**Try it:**
Each line of the data below that includes the string "image" must be copied.

**Dataset records:**
■ ■ ■ ■ ■ ■ ■
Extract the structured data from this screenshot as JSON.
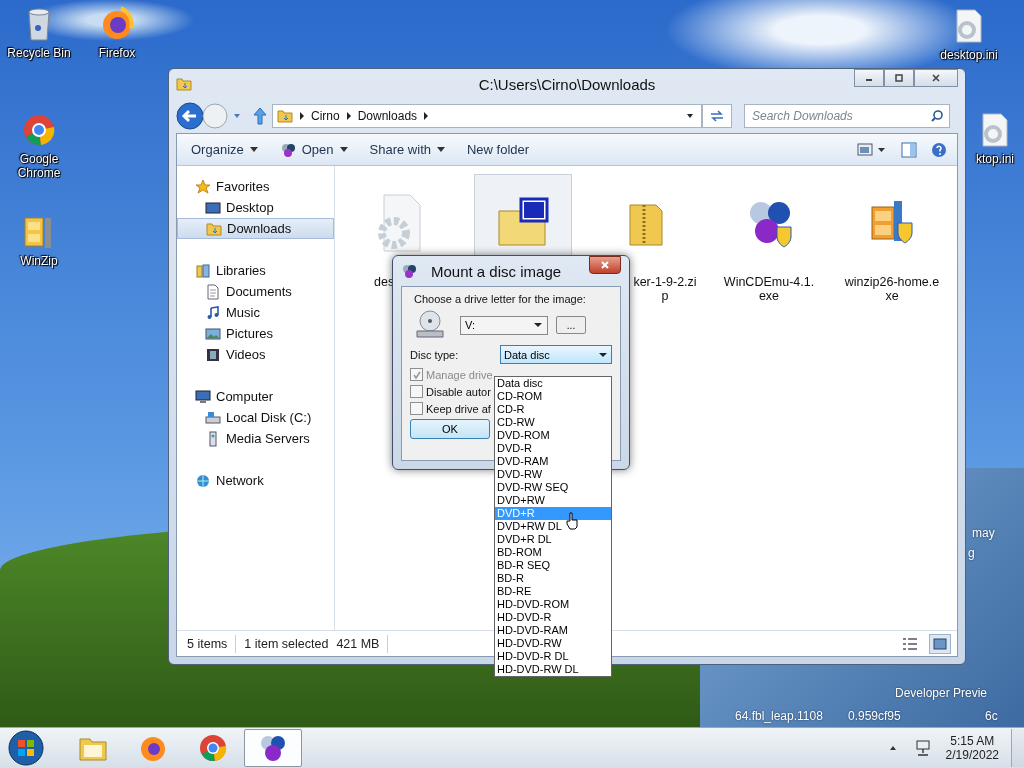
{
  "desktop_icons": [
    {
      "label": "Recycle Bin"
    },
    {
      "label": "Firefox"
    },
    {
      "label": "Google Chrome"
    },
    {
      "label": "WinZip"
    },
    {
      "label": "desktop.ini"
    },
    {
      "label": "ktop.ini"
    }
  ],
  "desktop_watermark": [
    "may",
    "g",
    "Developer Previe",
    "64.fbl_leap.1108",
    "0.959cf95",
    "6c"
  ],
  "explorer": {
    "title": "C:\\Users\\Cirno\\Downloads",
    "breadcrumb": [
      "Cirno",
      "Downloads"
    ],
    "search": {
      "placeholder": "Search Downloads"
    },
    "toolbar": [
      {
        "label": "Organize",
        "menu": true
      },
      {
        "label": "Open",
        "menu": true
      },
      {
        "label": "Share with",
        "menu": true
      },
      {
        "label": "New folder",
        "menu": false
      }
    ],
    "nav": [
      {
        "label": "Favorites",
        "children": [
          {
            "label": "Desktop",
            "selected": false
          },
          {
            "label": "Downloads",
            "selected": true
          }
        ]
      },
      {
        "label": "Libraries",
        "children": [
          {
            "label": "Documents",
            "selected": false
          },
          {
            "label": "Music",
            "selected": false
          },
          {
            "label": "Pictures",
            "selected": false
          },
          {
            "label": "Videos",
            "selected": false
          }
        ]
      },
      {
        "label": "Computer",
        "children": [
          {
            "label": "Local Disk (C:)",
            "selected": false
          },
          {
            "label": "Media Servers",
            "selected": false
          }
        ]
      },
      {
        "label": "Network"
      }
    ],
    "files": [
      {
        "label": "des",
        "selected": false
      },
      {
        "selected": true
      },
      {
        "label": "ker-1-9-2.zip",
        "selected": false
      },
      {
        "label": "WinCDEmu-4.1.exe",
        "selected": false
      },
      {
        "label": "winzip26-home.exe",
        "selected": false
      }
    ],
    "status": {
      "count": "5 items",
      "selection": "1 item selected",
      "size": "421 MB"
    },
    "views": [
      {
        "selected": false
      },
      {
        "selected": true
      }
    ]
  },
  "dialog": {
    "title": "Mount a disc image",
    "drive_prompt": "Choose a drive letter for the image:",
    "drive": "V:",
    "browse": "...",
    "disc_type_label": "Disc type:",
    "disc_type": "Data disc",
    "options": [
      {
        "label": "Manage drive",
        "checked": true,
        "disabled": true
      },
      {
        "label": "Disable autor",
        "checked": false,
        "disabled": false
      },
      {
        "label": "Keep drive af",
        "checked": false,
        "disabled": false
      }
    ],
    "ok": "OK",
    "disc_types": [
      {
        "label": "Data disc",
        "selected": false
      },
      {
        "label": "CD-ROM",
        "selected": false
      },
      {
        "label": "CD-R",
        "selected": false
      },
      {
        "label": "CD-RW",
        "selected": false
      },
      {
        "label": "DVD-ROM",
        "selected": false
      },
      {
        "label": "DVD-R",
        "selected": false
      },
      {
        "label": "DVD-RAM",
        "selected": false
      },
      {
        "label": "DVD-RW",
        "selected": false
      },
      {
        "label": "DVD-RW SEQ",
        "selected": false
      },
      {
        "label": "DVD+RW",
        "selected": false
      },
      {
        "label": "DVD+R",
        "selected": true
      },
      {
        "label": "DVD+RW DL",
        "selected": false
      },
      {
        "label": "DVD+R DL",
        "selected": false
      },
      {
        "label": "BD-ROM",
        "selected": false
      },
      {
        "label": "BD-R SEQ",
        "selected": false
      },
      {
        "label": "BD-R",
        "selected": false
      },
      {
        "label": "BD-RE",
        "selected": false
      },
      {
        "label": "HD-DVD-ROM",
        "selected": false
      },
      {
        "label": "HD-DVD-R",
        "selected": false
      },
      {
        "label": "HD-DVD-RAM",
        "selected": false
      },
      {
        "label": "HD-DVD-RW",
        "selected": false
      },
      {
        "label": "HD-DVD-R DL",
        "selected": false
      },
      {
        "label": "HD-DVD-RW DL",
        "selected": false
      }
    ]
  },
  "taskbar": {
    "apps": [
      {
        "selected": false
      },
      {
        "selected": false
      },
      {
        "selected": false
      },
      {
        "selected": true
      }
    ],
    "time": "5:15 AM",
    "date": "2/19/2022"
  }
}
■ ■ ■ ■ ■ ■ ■
**Reply to the task:**
    "title": "Mount a disc image",
    "drive_prompt": "Choose a drive letter for the image:",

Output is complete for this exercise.